The first lecture on the second day was held by Magdy Fouad, Project Architect at Sigma Properties, a property management company specialising in the development and reutilisation of heritage buildings. Sigma Properties is currently operating in Alexandria and Cairo, where they acquire historical buildings of architectural value with the aim of renovating these buildings and integrating them into different communities. Fouad explained the process of acquisition and development of heritage buildings whereby the company is also constantly facing the challenge of economic sustainability. At the end of his lecture, he introduced one of the latest projects of Sigma Properties, an old warehouse in Gomhoreya Street in Cairo, and asked the students to start thinking about possible scenarios for its redevelopment in relation to the surrounding area. The event itself took part in a historical building recently acquired by Sigma Properties, the Cordahi Complex adjacent to the Alexandria Opera House and currently in use as a workshop hub.
The programme concluded with a lecture by Mirhan Damir, a doctoral candidate at the Faculty for Architecture and Urbanism at Bauhaus-Universität Weimar and a German Egyptian Research Long-Term Scholarship (GERLS) holder, who gave an introduction into the first case study of the workshop, and the site visit on the following day. She started her lecture by pointing out that governmental strategies concerning heritage conservation and urban planning are often limited to either the management of the informalities or the protection of historical sites.
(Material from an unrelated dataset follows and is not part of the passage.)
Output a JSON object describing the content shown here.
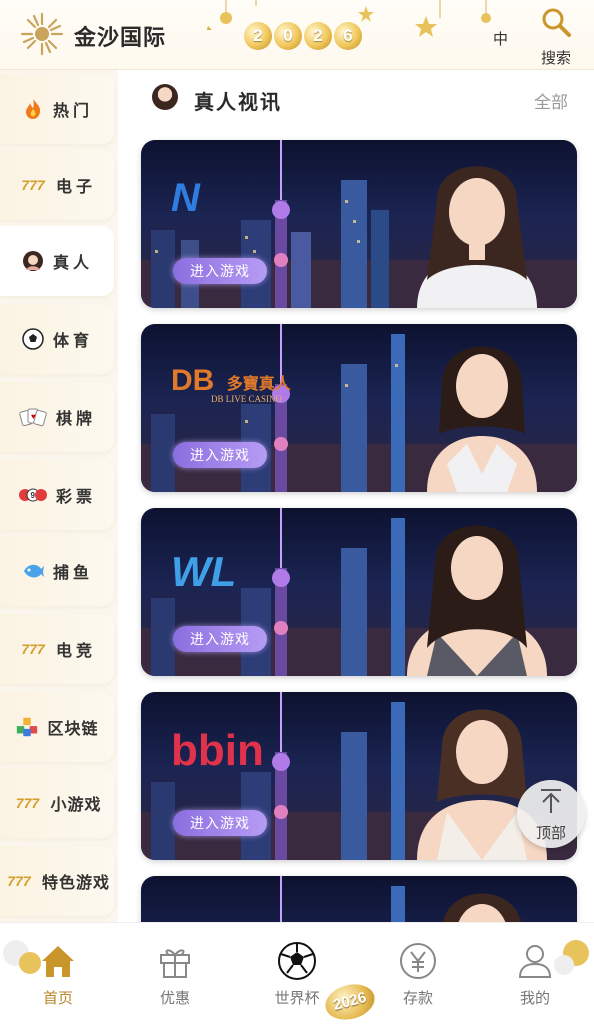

However, in areas where historical sites and informal settlements are juxtaposed, they should rather be viewed as a unit and thus perceived accordingly. She then went on to present the historical tramway repair shop located in Karmouz, a marginalised western district of Alexandria. The case study aimed at examining ways in which informal establishments affect the perception of the historical building and its surroundings and potential intervention strategies contributing to a new recognition of the historical value and further economic and social development in the area.
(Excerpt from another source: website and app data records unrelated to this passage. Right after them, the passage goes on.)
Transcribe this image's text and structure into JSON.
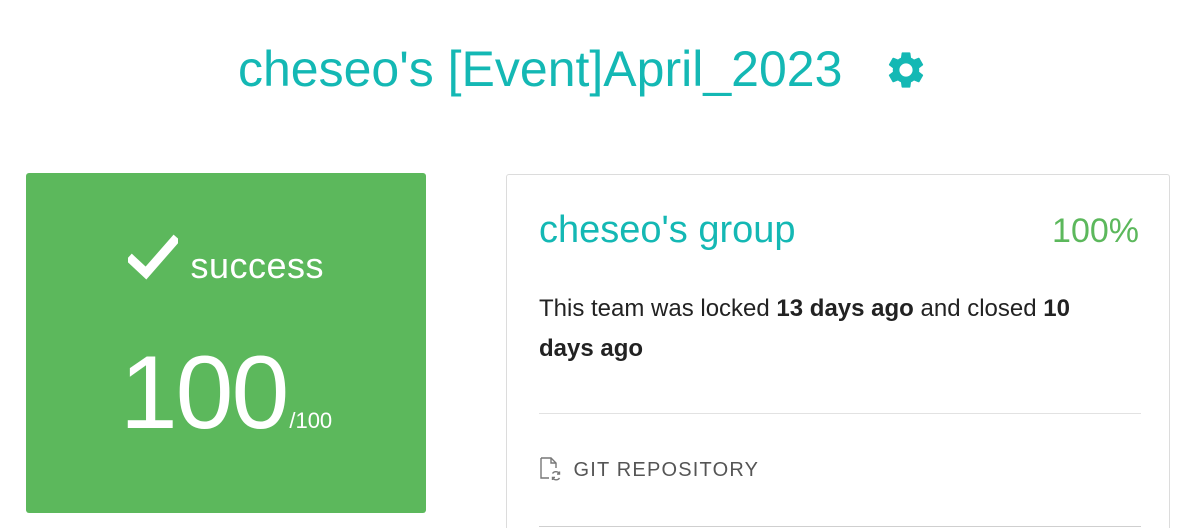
{
  "header": {
    "title": "cheseo's [Event]April_2023",
    "settings_icon": "gear-icon",
    "accent_color": "#14b8b4"
  },
  "score_card": {
    "status_icon": "check-icon",
    "status_label": "success",
    "score": "100",
    "max_score": "/100",
    "background_color": "#5cb85c"
  },
  "team_card": {
    "group_name": "cheseo's group",
    "percent": "100%",
    "percent_color": "#5cb85c",
    "lock_text_1": "This team was locked ",
    "locked_ago": "13 days ago",
    "lock_text_2": " and closed ",
    "closed_ago": "10 days ago",
    "repository_icon": "git-repository-icon",
    "repository_label": "GIT REPOSITORY"
  }
}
Each lecture was followed by a networking session providing an interdisciplinary discussion platform with the aim of further deepening existing cooperation as well as stimulating further projects between experts and young scientists from Germany and the MENA region in the cultural heritage and urbanism sector.